[RECORDS FOR THE TASK]

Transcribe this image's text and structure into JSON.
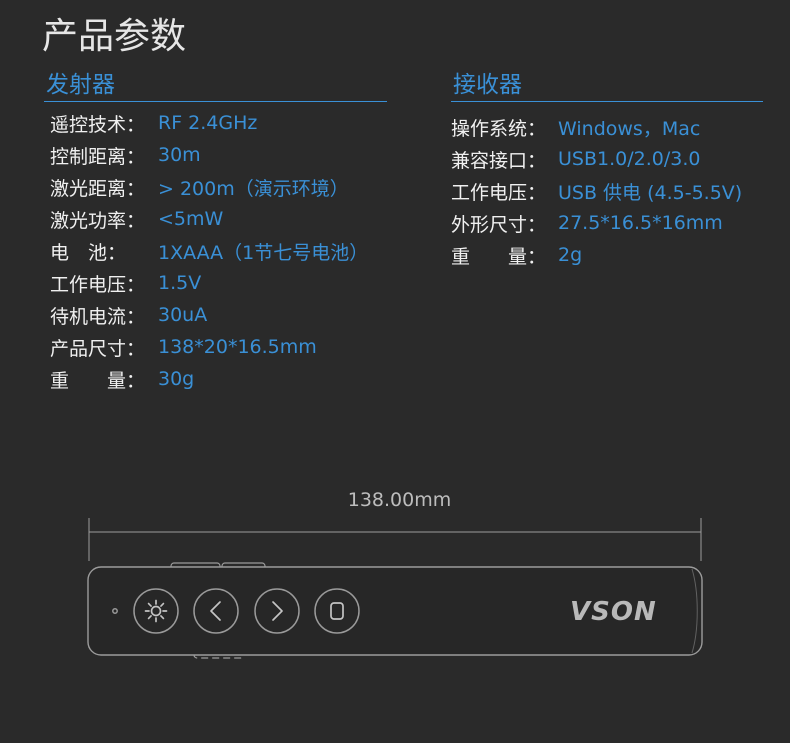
{
  "title": "产品参数",
  "colors": {
    "background": "#2a2a2a",
    "accent": "#3a90d6",
    "title": "#e6e6e6",
    "label": "#f0f0f0",
    "line": "#9c9c9c",
    "logo": "#b9b9b9"
  },
  "transmitter": {
    "heading": "发射器",
    "rows": [
      {
        "label": "遥控技术：",
        "value": "RF 2.4GHz"
      },
      {
        "label": "控制距离：",
        "value": "30m"
      },
      {
        "label": "激光距离：",
        "value": "> 200m（演示环境）"
      },
      {
        "label": "激光功率：",
        "value": "<5mW"
      },
      {
        "label": "电　池：",
        "value": "1XAAA（1节七号电池）"
      },
      {
        "label": "工作电压：",
        "value": "1.5V"
      },
      {
        "label": "待机电流：",
        "value": "30uA"
      },
      {
        "label": "产品尺寸：",
        "value": "138*20*16.5mm"
      },
      {
        "label": "重　　量：",
        "value": "30g"
      }
    ]
  },
  "receiver": {
    "heading": "接收器",
    "rows": [
      {
        "label": "操作系统：",
        "value": "Windows，Mac"
      },
      {
        "label": "兼容接口：",
        "value": "USB1.0/2.0/3.0"
      },
      {
        "label": "工作电压：",
        "value": "USB 供电 (4.5-5.5V)"
      },
      {
        "label": "外形尺寸：",
        "value": "27.5*16.5*16mm"
      },
      {
        "label": "重　　量：",
        "value": "2g"
      }
    ]
  },
  "drawing": {
    "dimension_label": "138.00mm",
    "logo": "VSON",
    "button_icons": [
      "sun-icon",
      "chevron-left-icon",
      "chevron-right-icon",
      "rounded-square-icon"
    ]
  }
}
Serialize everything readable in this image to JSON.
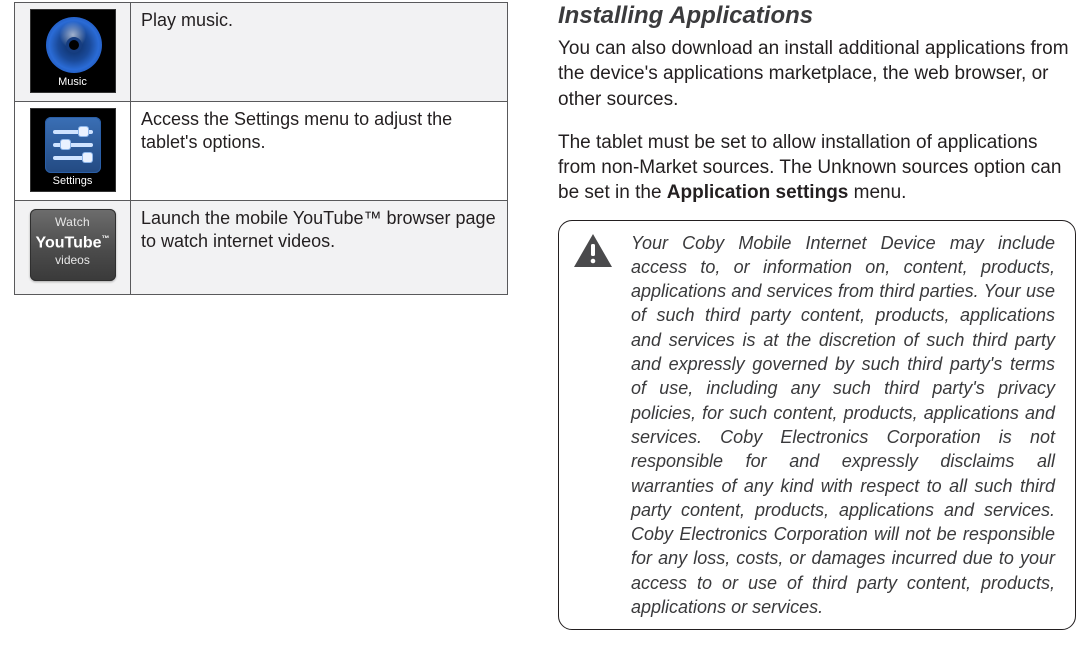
{
  "apps_table": {
    "rows": [
      {
        "icon": {
          "kind": "music",
          "label": "Music"
        },
        "description": "Play music."
      },
      {
        "icon": {
          "kind": "settings",
          "label": "Settings"
        },
        "description": "Access the Settings menu to adjust the tablet's options."
      },
      {
        "icon": {
          "kind": "youtube",
          "line1": "Watch",
          "line2": "YouTube",
          "tm": "™",
          "line3": "videos"
        },
        "description": "Launch the mobile YouTube™ browser page to watch internet videos."
      }
    ]
  },
  "right": {
    "heading": "Installing Applications",
    "para1": "You can also download an install additional applications from the device's applications marketplace, the web browser, or other sources.",
    "para2_pre": "The tablet must be set to allow installation of applications from non-Market sources. The Unknown sources option can be set in the ",
    "para2_bold": "Application settings",
    "para2_post": " menu.",
    "notice": "Your Coby Mobile Internet Device may include access to, or information on, content, products, applications and services from third parties. Your use of such third party content, products, applications and services is at the discretion of such third party and expressly governed by such third party's terms of use, including any such third party's privacy policies, for such content, products, applications and services. Coby Electronics Corporation is not responsible for and expressly disclaims all warranties of any kind with respect to all such third party content, products, applications and services. Coby Electronics Corporation will not be responsible for any loss, costs, or damages incurred due to your access to or use of third party content, products, applications or services."
  }
}
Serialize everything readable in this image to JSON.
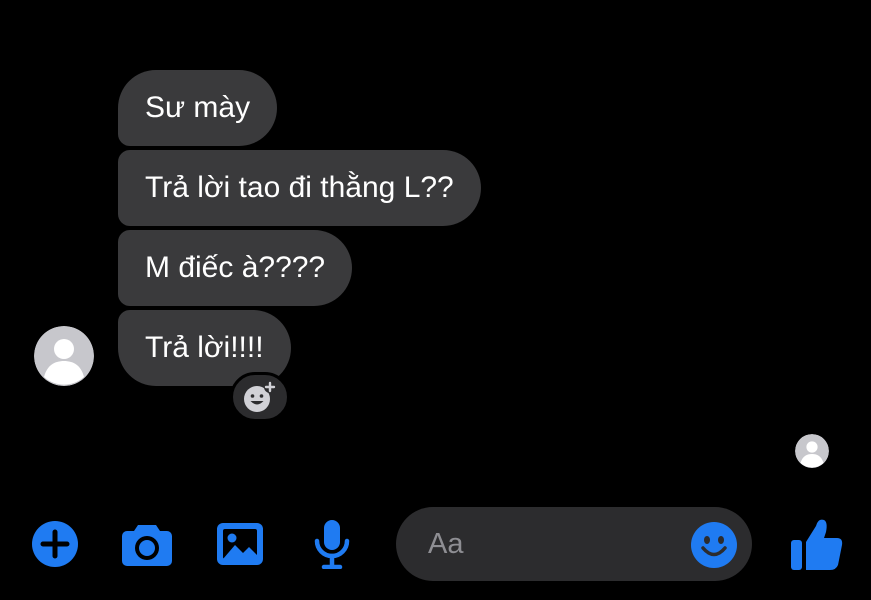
{
  "conversation": {
    "messages": [
      {
        "text": "Sư mày"
      },
      {
        "text": "Trả lời tao đi thằng L??"
      },
      {
        "text": "M điếc à????"
      },
      {
        "text": "Trả lời!!!!"
      }
    ],
    "sender_avatar_icon": "default-user-avatar",
    "seen_avatar_icon": "default-user-avatar",
    "reaction_icon": "add-reaction-icon"
  },
  "composer": {
    "placeholder": "Aa",
    "value": "",
    "emoji_icon": "smiley-icon"
  },
  "toolbar": {
    "icons": [
      "plus-circle-icon",
      "camera-icon",
      "image-icon",
      "microphone-icon"
    ],
    "send_icon": "thumbs-up-icon"
  },
  "colors": {
    "background": "#000000",
    "bubble": "#3a3a3c",
    "accent": "#1f7bf2",
    "composer": "#2c2c2e",
    "placeholder": "#8e8e93"
  }
}
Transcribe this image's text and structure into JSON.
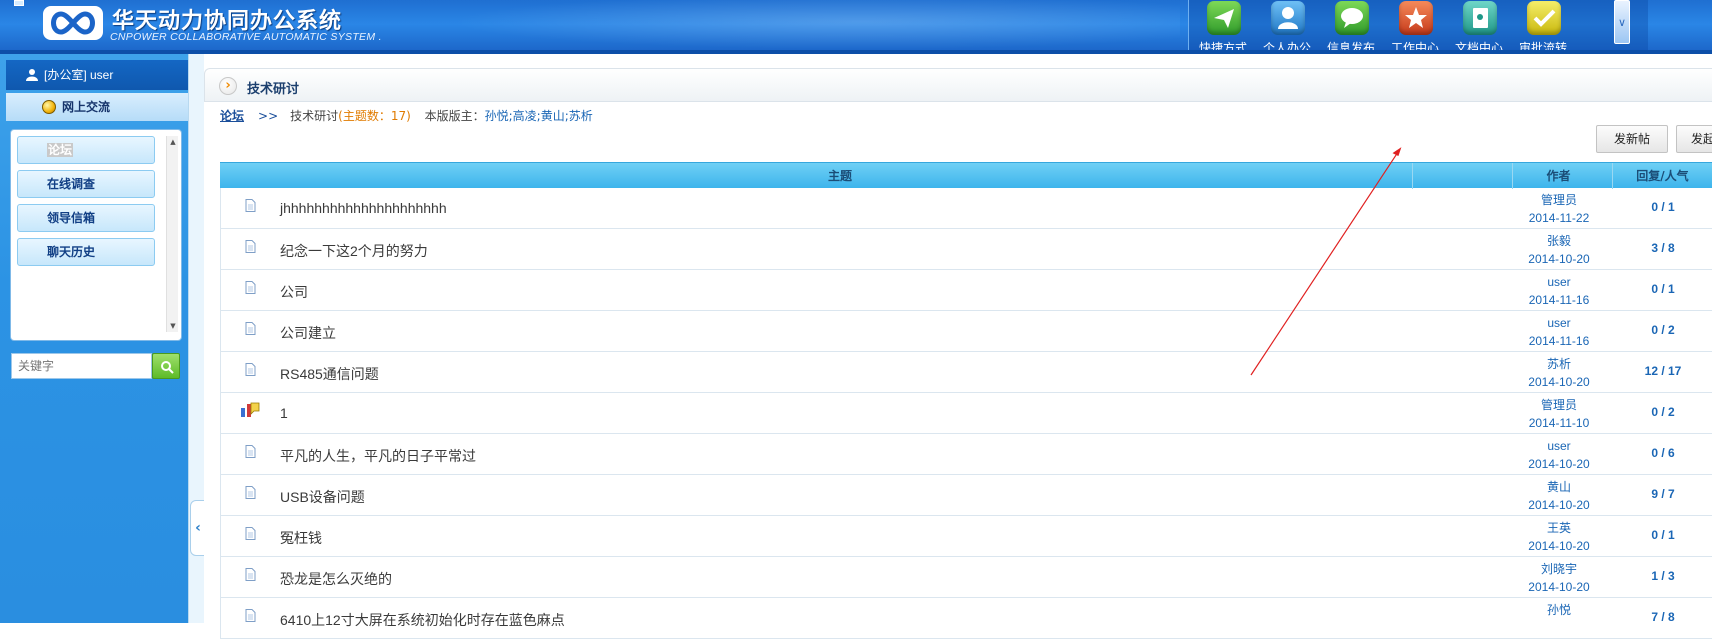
{
  "header": {
    "title": "华天动力协同办公系统",
    "subtitle": "CNPOWER COLLABORATIVE AUTOMATIC SYSTEM .",
    "nav": [
      {
        "label": "快捷方式",
        "icon": "paper-plane-icon",
        "color": "#3aa935"
      },
      {
        "label": "个人办公",
        "icon": "person-icon",
        "color": "#2a83c9"
      },
      {
        "label": "信息发布",
        "icon": "speech-bubble-icon",
        "color": "#3aa935"
      },
      {
        "label": "工作中心",
        "icon": "star-icon",
        "color": "#d9532b"
      },
      {
        "label": "文档中心",
        "icon": "document-icon",
        "color": "#33a897"
      },
      {
        "label": "审批流转",
        "icon": "checkmark-icon",
        "color": "#d6cc14"
      }
    ]
  },
  "sidebar": {
    "user": "[办公室] user",
    "section": "网上交流",
    "items": [
      {
        "label": "论坛",
        "active": true
      },
      {
        "label": "在线调查"
      },
      {
        "label": "领导信箱"
      },
      {
        "label": "聊天历史"
      }
    ],
    "search": {
      "placeholder": "关键字"
    }
  },
  "main": {
    "page_title": "技术研讨",
    "breadcrumb": {
      "root": "论坛",
      "sep": ">>",
      "current": "技术研讨",
      "count_text": "(主题数：17)",
      "moderators_label": "本版版主：",
      "moderators": "孙悦;高凌;黄山;苏析"
    },
    "buttons": {
      "new_post": "发新帖",
      "new_poll": "发起投票"
    },
    "table": {
      "headers": {
        "subject": "主题",
        "author": "作者",
        "replies": "回复/人气"
      },
      "rows": [
        {
          "subject": "jhhhhhhhhhhhhhhhhhhhhh",
          "author": "管理员",
          "date": "2014-11-22",
          "replies": "0 / 1",
          "icon": "doc"
        },
        {
          "subject": "纪念一下这2个月的努力",
          "author": "张毅",
          "date": "2014-10-20",
          "replies": "3 / 8",
          "icon": "doc"
        },
        {
          "subject": "公司",
          "author": "user",
          "date": "2014-11-16",
          "replies": "0 / 1",
          "icon": "doc"
        },
        {
          "subject": "公司建立",
          "author": "user",
          "date": "2014-11-16",
          "replies": "0 / 2",
          "icon": "doc"
        },
        {
          "subject": "RS485通信问题",
          "author": "苏析",
          "date": "2014-10-20",
          "replies": "12 / 17",
          "icon": "doc"
        },
        {
          "subject": "1",
          "author": "管理员",
          "date": "2014-11-10",
          "replies": "0 / 2",
          "icon": "poll"
        },
        {
          "subject": "平凡的人生，平凡的日子平常过",
          "author": "user",
          "date": "2014-10-20",
          "replies": "0 / 6",
          "icon": "doc"
        },
        {
          "subject": "USB设备问题",
          "author": "黄山",
          "date": "2014-10-20",
          "replies": "9 / 7",
          "icon": "doc"
        },
        {
          "subject": "冤枉钱",
          "author": "王英",
          "date": "2014-10-20",
          "replies": "0 / 1",
          "icon": "doc"
        },
        {
          "subject": "恐龙是怎么灭绝的",
          "author": "刘晓宇",
          "date": "2014-10-20",
          "replies": "1 / 3",
          "icon": "doc"
        },
        {
          "subject": "6410上12寸大屏在系统初始化时存在蓝色麻点",
          "author": "孙悦",
          "date": "",
          "replies": "7 / 8",
          "icon": "doc"
        }
      ]
    }
  }
}
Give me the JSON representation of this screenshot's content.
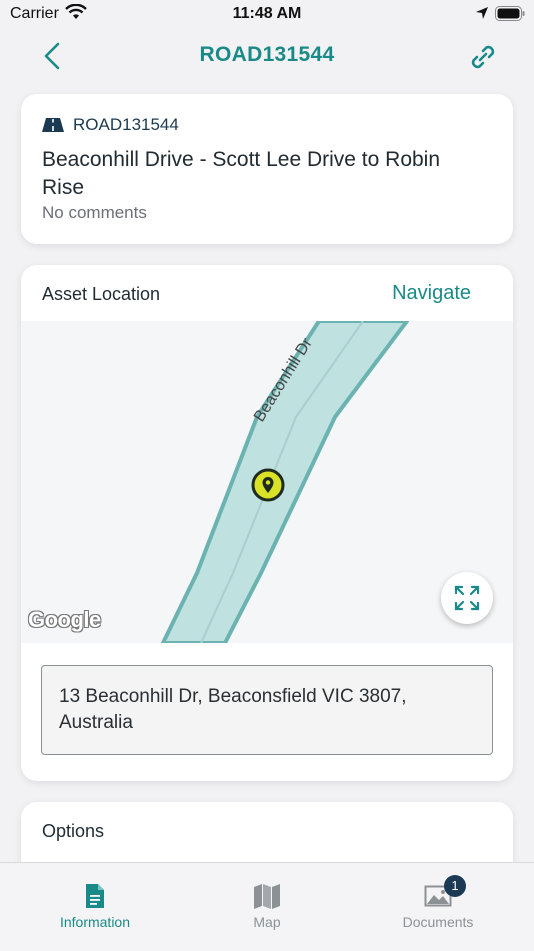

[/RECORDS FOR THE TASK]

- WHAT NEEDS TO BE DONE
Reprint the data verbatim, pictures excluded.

- TASK OUTPUT
Transcribe this image's text and structure into JSON.
{
  "title": "产品参数",
  "colors": {
    "background": "#2a2a2a",
    "accent": "#3a90d6",
    "title": "#e6e6e6",
    "label": "#f0f0f0",
    "line": "#9c9c9c",
    "logo": "#b9b9b9"
  },
  "transmitter": {
    "heading": "发射器",
    "rows": [
      {
        "label": "遥控技术：",
        "value": "RF 2.4GHz"
      },
      {
        "label": "控制距离：",
        "value": "30m"
      },
      {
        "label": "激光距离：",
        "value": "> 200m（演示环境）"
      },
      {
        "label": "激光功率：",
        "value": "<5mW"
      },
      {
        "label": "电　池：",
        "value": "1XAAA（1节七号电池）"
      },
      {
        "label": "工作电压：",
        "value": "1.5V"
      },
      {
        "label": "待机电流：",
        "value": "30uA"
      },
      {
        "label": "产品尺寸：",
        "value": "138*20*16.5mm"
      },
      {
        "label": "重　　量：",
        "value": "30g"
      }
    ]
  },
  "receiver": {
    "heading": "接收器",
    "rows": [
      {
        "label": "操作系统：",
        "value": "Windows，Mac"
      },
      {
        "label": "兼容接口：",
        "value": "USB1.0/2.0/3.0"
      },
      {
        "label": "工作电压：",
        "value": "USB 供电 (4.5-5.5V)"
      },
      {
        "label": "外形尺寸：",
        "value": "27.5*16.5*16mm"
      },
      {
        "label": "重　　量：",
        "value": "2g"
      }
    ]
  },
  "drawing": {
    "dimension_label": "138.00mm",
    "logo": "VSON",
    "button_icons": [
      "sun-icon",
      "chevron-left-icon",
      "chevron-right-icon",
      "rounded-square-icon"
    ]
  }
}
Serialize everything readable in this image to JSON.
{
  "apps_table": {
    "rows": [
      {
        "icon": {
          "kind": "music",
          "label": "Music"
        },
        "description": "Play music."
      },
      {
        "icon": {
          "kind": "settings",
          "label": "Settings"
        },
        "description": "Access the Settings menu to adjust the tablet's options."
      },
      {
        "icon": {
          "kind": "youtube",
          "line1": "Watch",
          "line2": "YouTube",
          "tm": "™",
          "line3": "videos"
        },
        "description": "Launch the mobile YouTube™ browser page to watch internet videos."
      }
    ]
  },
  "right": {
    "heading": "Installing Applications",
    "para1": "You can also download an install additional applications from the device's applications marketplace, the web browser, or other sources.",
    "para2_pre": "The tablet must be set to allow installation of applications from non-Market sources. The Unknown sources option can be set in the ",
    "para2_bold": "Application settings",
    "para2_post": " menu.",
    "notice": "Your Coby Mobile Internet Device may include access to, or information on, content, products, applications and services from third parties. Your use of such third party content, products, applications and services is at the discretion of such third party and expressly governed by such third party's terms of use, including any such third party's privacy policies, for such content, products, applications and services. Coby Electronics Corporation is not responsible for and expressly disclaims all warranties of any kind with respect to all such third party content, products, applications and services. Coby Electronics Corporation will not be responsible for any loss, costs, or damages incurred due to your access to or use of third party content, products, applications or services."
  }
}
Serialize everything readable in this image to JSON.
{
  "conversation": {
    "messages": [
      {
        "text": "Sư mày"
      },
      {
        "text": "Trả lời tao đi thằng L??"
      },
      {
        "text": "M điếc à????"
      },
      {
        "text": "Trả lời!!!!"
      }
    ],
    "sender_avatar_icon": "default-user-avatar",
    "seen_avatar_icon": "default-user-avatar",
    "reaction_icon": "add-reaction-icon"
  },
  "composer": {
    "placeholder": "Aa",
    "value": "",
    "emoji_icon": "smiley-icon"
  },
  "toolbar": {
    "icons": [
      "plus-circle-icon",
      "camera-icon",
      "image-icon",
      "microphone-icon"
    ],
    "send_icon": "thumbs-up-icon"
  },
  "colors": {
    "background": "#000000",
    "bubble": "#3a3a3c",
    "accent": "#1f7bf2",
    "composer": "#2c2c2e",
    "placeholder": "#8e8e93"
  }
}
Transcribe this image's text and structure into JSON.
{
  "header": {
    "title": "华天动力协同办公系统",
    "subtitle": "CNPOWER COLLABORATIVE AUTOMATIC SYSTEM .",
    "nav": [
      {
        "label": "快捷方式",
        "icon": "paper-plane-icon",
        "color": "#3aa935"
      },
      {
        "label": "个人办公",
        "icon": "person-icon",
        "color": "#2a83c9"
      },
      {
        "label": "信息发布",
        "icon": "speech-bubble-icon",
        "color": "#3aa935"
      },
      {
        "label": "工作中心",
        "icon": "star-icon",
        "color": "#d9532b"
      },
      {
        "label": "文档中心",
        "icon": "document-icon",
        "color": "#33a897"
      },
      {
        "label": "审批流转",
        "icon": "checkmark-icon",
        "color": "#d6cc14"
      }
    ]
  },
  "sidebar": {
    "user": "[办公室] user",
    "section": "网上交流",
    "items": [
      {
        "label": "论坛",
        "active": true
      },
      {
        "label": "在线调查"
      },
      {
        "label": "领导信箱"
      },
      {
        "label": "聊天历史"
      }
    ],
    "search": {
      "placeholder": "关键字"
    }
  },
  "main": {
    "page_title": "技术研讨",
    "breadcrumb": {
      "root": "论坛",
      "sep": ">>",
      "current": "技术研讨",
      "count_text": "(主题数：17)",
      "moderators_label": "本版版主：",
      "moderators": "孙悦;高凌;黄山;苏析"
    },
    "buttons": {
      "new_post": "发新帖",
      "new_poll": "发起投票"
    },
    "table": {
      "headers": {
        "subject": "主题",
        "author": "作者",
        "replies": "回复/人气"
      },
      "rows": [
        {
          "subject": "jhhhhhhhhhhhhhhhhhhhhh",
          "author": "管理员",
          "date": "2014-11-22",
          "replies": "0 / 1",
          "icon": "doc"
        },
        {
          "subject": "纪念一下这2个月的努力",
          "author": "张毅",
          "date": "2014-10-20",
          "replies": "3 / 8",
          "icon": "doc"
        },
        {
          "subject": "公司",
          "author": "user",
          "date": "2014-11-16",
          "replies": "0 / 1",
          "icon": "doc"
        },
        {
          "subject": "公司建立",
          "author": "user",
          "date": "2014-11-16",
          "replies": "0 / 2",
          "icon": "doc"
        },
        {
          "subject": "RS485通信问题",
          "author": "苏析",
          "date": "2014-10-20",
          "replies": "12 / 17",
          "icon": "doc"
        },
        {
          "subject": "1",
          "author": "管理员",
          "date": "2014-11-10",
          "replies": "0 / 2",
          "icon": "poll"
        },
        {
          "subject": "平凡的人生，平凡的日子平常过",
          "author": "user",
          "date": "2014-10-20",
          "replies": "0 / 6",
          "icon": "doc"
        },
        {
          "subject": "USB设备问题",
          "author": "黄山",
          "date": "2014-10-20",
          "replies": "9 / 7",
          "icon": "doc"
        },
        {
          "subject": "冤枉钱",
          "author": "王英",
          "date": "2014-10-20",
          "replies": "0 / 1",
          "icon": "doc"
        },
        {
          "subject": "恐龙是怎么灭绝的",
          "author": "刘晓宇",
          "date": "2014-10-20",
          "replies": "1 / 3",
          "icon": "doc"
        },
        {
          "subject": "6410上12寸大屏在系统初始化时存在蓝色麻点",
          "author": "孙悦",
          "date": "",
          "replies": "7 / 8",
          "icon": "doc"
        }
      ]
    }
  }
}
Give me the JSON representation of this screenshot's content.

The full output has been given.